03 of 05
This means humans get human lice, mice get mouse lice, guinea pigs get guinea pig lice, and rabbits get rabbit lice. So don't worry about you or your child getting lice from their pet rat with pediculosis (lice infestation). If a rat louse jumps on you it won't bite you, and it won't survive. In other words, you can't get lice from your rat and you can't give it to him either.
04 of 05
Mites Vs. Lice
Simply put, mites are arachnids like spiders and ticks, and lice are insects like ants. There are also two kinds of lice, sucking lice and biting or chewing lice. The sucking lice are more worrisome than the chewing lice because of the possibility of blood-borne disease transmission and anemia (excessive blood loss). Regardless of the type of lice your rat has both are quite itchy. Don't delay treatment if you see your rat itching.Continue to 5 of 5 below.
05 of 05
Pets at Risk
Rats, mice, guinea pigs, and gerbils are the most common pets to acquire lice.
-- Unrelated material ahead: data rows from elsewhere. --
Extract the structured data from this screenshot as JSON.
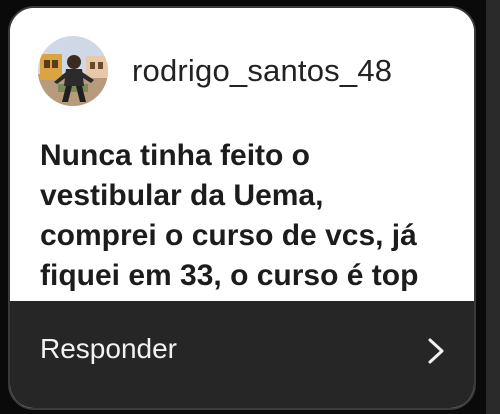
{
  "story_reply_card": {
    "username": "rodrigo_santos_48",
    "message": "Nunca tinha feito o\nvestibular da Uema,\ncomprei o curso de vcs, já\nfiquei em 33, o curso é top",
    "reply_label": "Responder",
    "avatar_icon": "profile-photo",
    "chevron_icon": "chevron-right-icon"
  },
  "colors": {
    "card_background": "#ffffff",
    "reply_bar_background": "#262626",
    "text_dark": "#1c1c1c",
    "text_light": "#f2f2f2"
  }
}
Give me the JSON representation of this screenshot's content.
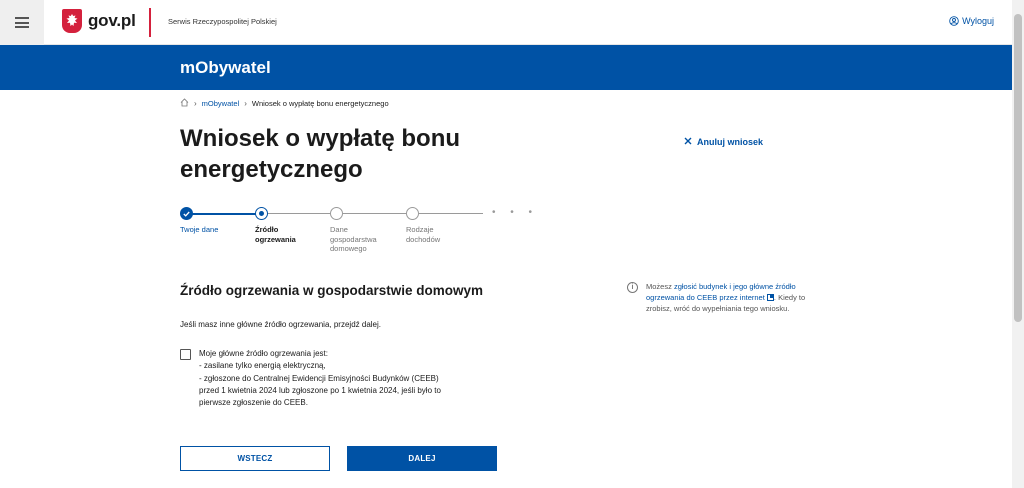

Oddly enough, as popular and over bred as they have become, hamsters are not widely known to get infected with lice but guinea pigs commonly do. Rabbits will occasionally become infected, especially if they have spent time with other rabbits, such as at a fair or a rabbit show.
If your rat is itching it is best to get him checked out by his vet after cleaning the environment and making sure the air isn't too dry in your house.